• Problem to solve
Below are the records; collect from them each line containing the string "JSON".

• Data section
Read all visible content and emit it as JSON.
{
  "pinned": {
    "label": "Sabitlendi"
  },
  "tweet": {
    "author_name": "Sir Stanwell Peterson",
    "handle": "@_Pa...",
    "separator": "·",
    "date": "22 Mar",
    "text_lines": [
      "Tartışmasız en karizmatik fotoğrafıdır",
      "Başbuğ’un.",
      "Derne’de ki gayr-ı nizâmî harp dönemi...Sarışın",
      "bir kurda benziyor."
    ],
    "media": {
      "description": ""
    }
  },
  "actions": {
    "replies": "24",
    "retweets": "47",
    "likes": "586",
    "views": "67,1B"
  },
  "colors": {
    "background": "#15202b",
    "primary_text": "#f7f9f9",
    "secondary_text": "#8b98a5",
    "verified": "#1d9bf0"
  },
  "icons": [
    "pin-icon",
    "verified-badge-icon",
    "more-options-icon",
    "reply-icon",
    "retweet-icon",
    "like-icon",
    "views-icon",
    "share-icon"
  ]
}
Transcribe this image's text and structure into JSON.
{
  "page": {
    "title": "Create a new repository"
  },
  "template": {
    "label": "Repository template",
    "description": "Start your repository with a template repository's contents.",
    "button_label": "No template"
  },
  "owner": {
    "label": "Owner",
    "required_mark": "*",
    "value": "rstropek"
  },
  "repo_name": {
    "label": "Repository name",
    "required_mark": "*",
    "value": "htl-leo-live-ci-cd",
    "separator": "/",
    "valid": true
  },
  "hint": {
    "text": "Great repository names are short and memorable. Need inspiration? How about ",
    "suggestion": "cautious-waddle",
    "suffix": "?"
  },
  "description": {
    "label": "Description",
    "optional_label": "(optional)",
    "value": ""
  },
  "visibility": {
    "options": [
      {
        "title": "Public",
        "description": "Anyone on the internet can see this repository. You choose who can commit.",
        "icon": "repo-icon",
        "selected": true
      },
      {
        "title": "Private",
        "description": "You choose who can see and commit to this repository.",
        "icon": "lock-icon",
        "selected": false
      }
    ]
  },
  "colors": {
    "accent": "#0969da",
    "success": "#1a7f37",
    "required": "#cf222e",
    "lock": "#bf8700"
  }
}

• Exercise answer
Read all visible content and emit it as JSON.
Transcribe this image's text and structure into JSON.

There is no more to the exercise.